The minute Contagion starts, you will never want to touch anything ever again. It begins with a montage of different cities, with a note of their population, and the ill people in each city. There are small shots interspersed of the ill people touching doorknobs, picking up a cup of coffee, handing a bus driver change, which eerily drives home how easily our germs can spread.
The first half of the movie moves along quickly – exposition, the spread of the virus, a hunt for the cure, mortal danger – but the last section after the climax just goes on and on. The reason is to try and wrap up everyone’s story, but with such a large cast, some characters arcs are still not finished. The climax itself isn’t even that powerful – it almost feels like something else should happen – a twist or a revelation. The revelation comes after all the epilogues are completed, but luckily it really works for the story and wraps up the disease idea in a satisfying way. (Possible spoilers) Without, may I add, by adding the stupid twist of “It’s not over yet.” Thank God. (End Spoiler).
The acting is stellar from the whole, rather large cast, but none of them have much to work with in terms of emotions. Most of the characters are scientists and have very few opportunities to show the human side of disease, but that’s not to say they didn’t try. There are moments of sadness and humanity with these characters, but there is either not enough time spent with them for us to care or their problems seem insignificant compared to the “civilian” characters. Out of the scientists, the only one with a truly human face is Kate Winslet’s character. Really the two people who are not in the scientific community are Matt Damon and Jude Law. And there are no human moments with Jude Law’s character. You’ll see. Even Matt Damon’s character, whose story starts off staggeringly bleak, cannot hold up the depth of his opening story very far into the movie. Even saying all that, the actors do a wonderful job with what they are given.
There are a lot of small bits of the movie that add up to a more unsettling experience. The coloring at the beginning is visually sickly. The driving music adds a nice level of tension to the story as well.

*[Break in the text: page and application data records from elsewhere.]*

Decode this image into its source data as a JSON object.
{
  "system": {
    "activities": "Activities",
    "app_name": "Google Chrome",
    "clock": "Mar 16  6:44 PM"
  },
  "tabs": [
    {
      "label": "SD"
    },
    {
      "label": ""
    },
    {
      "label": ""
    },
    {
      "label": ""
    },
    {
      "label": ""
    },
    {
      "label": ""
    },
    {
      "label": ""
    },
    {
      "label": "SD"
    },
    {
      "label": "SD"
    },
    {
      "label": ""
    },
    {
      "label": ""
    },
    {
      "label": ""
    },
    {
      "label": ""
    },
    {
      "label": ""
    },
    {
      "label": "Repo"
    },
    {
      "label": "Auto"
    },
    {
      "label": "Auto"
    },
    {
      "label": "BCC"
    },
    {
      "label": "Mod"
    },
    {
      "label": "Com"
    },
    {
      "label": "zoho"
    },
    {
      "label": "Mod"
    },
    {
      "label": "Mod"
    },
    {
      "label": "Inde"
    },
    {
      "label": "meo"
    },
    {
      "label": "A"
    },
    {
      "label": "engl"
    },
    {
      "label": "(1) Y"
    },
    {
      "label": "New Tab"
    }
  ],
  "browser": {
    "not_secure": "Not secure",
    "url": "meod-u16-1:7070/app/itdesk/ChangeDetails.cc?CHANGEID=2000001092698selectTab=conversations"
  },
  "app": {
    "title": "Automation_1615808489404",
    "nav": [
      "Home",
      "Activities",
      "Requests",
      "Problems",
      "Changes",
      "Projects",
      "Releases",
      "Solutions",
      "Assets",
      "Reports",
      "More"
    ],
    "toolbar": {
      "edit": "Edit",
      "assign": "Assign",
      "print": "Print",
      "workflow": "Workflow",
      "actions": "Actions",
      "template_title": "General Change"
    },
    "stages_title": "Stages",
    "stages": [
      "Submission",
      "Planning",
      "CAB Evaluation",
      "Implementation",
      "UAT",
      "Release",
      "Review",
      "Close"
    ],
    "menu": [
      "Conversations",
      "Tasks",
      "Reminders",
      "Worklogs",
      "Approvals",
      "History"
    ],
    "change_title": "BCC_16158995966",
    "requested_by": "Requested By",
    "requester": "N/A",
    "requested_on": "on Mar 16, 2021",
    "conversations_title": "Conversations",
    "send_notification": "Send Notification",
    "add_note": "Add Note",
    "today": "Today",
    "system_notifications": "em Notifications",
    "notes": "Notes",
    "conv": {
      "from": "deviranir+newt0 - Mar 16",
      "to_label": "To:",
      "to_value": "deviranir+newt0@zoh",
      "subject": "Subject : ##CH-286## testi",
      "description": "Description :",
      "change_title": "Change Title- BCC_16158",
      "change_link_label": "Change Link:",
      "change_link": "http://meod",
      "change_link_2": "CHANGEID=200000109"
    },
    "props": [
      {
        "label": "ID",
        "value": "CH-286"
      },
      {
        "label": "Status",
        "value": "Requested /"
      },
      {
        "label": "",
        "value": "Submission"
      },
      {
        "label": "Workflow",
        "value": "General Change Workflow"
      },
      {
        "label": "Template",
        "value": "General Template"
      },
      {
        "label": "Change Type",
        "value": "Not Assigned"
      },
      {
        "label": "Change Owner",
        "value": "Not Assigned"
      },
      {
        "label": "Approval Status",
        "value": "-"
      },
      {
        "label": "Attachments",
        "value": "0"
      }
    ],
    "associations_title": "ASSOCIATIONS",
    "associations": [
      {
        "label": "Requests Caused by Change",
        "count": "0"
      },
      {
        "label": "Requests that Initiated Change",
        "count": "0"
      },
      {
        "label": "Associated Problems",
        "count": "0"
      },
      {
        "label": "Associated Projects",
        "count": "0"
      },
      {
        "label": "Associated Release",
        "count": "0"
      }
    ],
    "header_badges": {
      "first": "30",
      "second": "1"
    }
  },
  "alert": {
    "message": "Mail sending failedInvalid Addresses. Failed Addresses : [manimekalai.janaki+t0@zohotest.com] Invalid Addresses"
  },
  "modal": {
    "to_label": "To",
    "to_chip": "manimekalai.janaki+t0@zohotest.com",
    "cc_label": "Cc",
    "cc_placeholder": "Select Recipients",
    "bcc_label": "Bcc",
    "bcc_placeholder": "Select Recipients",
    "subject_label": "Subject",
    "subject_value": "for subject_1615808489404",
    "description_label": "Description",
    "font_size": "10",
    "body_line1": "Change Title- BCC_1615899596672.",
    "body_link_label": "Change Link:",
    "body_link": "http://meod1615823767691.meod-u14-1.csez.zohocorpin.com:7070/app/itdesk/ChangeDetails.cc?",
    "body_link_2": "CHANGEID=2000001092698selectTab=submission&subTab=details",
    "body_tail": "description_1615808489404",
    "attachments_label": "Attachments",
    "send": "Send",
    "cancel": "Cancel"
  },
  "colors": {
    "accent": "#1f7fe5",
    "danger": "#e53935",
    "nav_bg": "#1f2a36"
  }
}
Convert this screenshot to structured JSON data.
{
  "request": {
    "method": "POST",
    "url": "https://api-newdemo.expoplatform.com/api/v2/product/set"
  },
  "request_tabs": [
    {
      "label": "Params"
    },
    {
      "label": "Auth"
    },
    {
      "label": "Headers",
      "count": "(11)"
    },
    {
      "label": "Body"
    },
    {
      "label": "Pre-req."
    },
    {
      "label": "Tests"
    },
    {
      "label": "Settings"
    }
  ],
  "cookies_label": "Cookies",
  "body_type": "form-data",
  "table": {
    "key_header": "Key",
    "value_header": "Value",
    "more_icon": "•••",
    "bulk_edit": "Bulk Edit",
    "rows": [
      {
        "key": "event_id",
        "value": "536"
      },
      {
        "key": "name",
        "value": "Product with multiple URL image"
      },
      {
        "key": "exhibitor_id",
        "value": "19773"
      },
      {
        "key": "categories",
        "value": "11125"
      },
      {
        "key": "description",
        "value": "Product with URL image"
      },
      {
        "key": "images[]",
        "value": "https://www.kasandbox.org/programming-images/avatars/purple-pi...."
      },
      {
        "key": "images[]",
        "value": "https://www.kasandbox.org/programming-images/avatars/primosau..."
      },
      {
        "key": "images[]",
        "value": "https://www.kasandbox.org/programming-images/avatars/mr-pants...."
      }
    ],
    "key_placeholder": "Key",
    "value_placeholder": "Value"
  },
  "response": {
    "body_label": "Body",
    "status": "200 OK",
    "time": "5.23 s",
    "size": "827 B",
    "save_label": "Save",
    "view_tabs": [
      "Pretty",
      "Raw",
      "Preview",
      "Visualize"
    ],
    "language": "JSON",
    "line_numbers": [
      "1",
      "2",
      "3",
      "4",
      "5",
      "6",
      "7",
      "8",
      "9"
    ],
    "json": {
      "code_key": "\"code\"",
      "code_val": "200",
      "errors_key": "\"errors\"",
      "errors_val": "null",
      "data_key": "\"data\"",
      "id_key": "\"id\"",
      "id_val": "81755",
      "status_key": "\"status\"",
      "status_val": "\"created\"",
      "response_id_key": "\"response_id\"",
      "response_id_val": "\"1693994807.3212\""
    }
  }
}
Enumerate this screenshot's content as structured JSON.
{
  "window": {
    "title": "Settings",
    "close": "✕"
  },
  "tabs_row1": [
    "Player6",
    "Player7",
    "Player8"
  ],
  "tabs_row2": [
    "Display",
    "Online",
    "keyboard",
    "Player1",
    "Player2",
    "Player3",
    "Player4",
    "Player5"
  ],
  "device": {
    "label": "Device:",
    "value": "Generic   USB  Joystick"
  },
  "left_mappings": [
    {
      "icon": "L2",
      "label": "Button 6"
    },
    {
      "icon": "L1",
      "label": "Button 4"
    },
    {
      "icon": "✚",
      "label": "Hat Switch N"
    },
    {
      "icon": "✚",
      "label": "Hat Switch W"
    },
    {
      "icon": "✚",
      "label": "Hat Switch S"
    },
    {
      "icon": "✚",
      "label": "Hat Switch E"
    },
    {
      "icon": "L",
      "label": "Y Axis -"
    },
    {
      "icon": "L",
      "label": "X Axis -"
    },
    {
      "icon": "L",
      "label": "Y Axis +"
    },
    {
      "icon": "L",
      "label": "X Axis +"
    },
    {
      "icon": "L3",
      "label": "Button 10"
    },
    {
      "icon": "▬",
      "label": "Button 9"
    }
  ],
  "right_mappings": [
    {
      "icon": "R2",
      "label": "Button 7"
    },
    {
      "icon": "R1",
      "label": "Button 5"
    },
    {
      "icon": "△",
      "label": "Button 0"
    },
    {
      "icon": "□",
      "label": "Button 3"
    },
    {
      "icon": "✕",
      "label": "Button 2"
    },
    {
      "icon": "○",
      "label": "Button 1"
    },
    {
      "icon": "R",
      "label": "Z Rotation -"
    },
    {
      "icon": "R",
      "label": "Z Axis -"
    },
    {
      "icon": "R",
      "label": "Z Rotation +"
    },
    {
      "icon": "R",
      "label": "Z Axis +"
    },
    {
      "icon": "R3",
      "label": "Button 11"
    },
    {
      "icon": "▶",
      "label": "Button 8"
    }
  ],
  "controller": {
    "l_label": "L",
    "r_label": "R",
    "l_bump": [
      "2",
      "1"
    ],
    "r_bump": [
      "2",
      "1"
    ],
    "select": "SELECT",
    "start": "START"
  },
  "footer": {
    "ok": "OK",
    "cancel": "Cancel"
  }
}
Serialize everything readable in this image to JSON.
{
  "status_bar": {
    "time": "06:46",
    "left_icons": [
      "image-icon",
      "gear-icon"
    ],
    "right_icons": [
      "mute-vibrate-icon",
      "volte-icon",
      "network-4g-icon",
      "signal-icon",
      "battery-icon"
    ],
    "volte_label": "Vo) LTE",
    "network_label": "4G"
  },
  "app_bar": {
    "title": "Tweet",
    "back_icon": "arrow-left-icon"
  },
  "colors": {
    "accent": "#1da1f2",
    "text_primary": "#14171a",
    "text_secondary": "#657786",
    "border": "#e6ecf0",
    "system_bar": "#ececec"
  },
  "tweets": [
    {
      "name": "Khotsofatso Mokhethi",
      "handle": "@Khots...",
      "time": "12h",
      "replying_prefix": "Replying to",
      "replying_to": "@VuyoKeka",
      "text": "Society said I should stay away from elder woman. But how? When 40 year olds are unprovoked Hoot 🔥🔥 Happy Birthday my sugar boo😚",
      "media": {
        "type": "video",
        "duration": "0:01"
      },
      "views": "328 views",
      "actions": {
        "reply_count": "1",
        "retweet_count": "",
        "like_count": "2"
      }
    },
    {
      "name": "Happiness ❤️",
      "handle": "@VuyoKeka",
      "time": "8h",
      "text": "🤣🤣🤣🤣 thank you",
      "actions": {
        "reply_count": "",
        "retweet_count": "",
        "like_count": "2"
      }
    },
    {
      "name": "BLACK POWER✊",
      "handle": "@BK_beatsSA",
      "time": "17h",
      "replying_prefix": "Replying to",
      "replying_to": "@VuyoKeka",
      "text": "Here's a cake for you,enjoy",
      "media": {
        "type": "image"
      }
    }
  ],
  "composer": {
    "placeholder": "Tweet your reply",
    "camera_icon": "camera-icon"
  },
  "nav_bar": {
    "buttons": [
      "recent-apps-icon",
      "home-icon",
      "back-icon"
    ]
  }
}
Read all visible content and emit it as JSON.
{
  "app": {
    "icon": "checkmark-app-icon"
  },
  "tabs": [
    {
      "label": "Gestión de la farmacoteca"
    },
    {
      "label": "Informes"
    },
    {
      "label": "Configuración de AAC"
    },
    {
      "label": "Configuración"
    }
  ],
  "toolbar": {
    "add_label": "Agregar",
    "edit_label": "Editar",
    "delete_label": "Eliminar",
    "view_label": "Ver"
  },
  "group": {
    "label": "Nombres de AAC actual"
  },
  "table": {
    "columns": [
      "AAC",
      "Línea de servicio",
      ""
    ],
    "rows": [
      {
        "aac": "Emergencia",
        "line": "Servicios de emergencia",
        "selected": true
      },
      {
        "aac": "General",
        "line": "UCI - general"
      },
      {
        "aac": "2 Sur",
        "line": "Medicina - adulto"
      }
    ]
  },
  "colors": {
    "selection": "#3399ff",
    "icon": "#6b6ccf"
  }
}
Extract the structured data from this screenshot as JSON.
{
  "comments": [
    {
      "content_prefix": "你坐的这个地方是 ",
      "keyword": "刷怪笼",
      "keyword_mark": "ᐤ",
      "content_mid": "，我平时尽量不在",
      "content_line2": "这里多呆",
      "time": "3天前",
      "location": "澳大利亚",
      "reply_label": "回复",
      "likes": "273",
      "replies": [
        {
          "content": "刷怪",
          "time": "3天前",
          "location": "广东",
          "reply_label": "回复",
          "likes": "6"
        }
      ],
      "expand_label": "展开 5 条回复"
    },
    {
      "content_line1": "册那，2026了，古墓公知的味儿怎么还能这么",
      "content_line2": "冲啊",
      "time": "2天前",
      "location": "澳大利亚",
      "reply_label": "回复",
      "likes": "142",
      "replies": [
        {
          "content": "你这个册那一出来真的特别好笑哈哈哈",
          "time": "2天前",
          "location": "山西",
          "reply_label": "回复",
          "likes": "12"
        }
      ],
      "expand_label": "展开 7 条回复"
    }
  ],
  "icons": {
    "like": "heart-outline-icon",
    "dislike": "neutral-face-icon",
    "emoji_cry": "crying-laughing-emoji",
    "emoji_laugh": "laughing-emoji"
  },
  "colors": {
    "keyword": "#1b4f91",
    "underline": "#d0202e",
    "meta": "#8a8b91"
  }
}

The quick scenes of a character looking around in a crowded group of people and just seeing how the disease could spread is disconcerting to say the least.
The strongest points in the movie are the social statements. This is a world where our global interconnectivity can both doom and save us. The fact that we can travel around the world in a day makes a disease like the one in the movie easily spread, but it also allows people all around the world to work together to try to contain and/or cure it. At the same time, it’s a world where people are distrustful of government and bloggers are just as accepted as a news source as newspaper journalists. Fear mongering is everywhere; rumors seem to be truths. It’s sobering.
Overall, the movie was well worth the money, and I would recommend seeing it. However, with the slow epilogue and lack of human connection, it loses its power after the first time.
Run Time: 105 minutes
Rated: PG-13 for disturbing scenes and some language